• _What to produce_:
Using the listing, copy each whole line that features "contenido".

• _Records provided_:
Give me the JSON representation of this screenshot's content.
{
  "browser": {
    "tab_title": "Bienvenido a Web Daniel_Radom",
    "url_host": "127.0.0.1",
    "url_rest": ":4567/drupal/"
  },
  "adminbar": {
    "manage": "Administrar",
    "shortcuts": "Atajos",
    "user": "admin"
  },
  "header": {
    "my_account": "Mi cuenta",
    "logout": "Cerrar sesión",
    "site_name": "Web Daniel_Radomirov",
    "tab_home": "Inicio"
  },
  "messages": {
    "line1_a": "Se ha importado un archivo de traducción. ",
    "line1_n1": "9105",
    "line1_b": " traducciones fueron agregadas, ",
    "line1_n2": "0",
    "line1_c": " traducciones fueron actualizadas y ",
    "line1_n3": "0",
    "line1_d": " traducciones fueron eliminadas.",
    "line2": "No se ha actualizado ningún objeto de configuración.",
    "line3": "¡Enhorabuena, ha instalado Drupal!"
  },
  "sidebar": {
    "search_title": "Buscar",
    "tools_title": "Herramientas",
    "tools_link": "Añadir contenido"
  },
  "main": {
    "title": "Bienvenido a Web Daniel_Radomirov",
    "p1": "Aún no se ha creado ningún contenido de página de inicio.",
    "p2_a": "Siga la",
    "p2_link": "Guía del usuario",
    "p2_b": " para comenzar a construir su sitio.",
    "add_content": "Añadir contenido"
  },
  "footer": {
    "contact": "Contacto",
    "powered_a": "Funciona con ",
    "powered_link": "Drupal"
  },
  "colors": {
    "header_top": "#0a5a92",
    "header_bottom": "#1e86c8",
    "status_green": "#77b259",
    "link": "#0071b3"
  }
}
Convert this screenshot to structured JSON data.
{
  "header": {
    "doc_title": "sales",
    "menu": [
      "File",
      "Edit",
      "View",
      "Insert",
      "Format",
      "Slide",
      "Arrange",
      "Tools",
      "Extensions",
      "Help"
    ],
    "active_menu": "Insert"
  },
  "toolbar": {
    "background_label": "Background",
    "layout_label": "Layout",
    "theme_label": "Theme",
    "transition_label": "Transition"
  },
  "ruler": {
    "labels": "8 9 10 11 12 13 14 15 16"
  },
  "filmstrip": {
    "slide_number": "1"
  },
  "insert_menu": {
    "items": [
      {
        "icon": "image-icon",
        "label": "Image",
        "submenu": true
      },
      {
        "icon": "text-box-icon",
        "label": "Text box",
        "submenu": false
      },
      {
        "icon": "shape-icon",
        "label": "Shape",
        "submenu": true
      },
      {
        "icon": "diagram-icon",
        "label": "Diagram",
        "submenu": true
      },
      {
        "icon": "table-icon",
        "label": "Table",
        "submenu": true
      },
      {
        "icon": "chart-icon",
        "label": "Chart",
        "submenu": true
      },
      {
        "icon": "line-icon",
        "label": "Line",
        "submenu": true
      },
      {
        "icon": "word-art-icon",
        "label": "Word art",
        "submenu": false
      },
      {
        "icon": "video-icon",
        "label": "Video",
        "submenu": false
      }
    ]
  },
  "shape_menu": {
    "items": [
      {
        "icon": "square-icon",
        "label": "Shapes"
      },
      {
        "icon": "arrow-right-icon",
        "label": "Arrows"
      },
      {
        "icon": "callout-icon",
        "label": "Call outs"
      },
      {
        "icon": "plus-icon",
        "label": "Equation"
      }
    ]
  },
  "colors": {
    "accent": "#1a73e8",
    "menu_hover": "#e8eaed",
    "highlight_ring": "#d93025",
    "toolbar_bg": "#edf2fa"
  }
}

• _Exercise result_:
    "tools_link": "Añadir contenido"
    "p1": "Aún no se ha creado ningún contenido de página de inicio.",
    "add_content": "Añadir contenido"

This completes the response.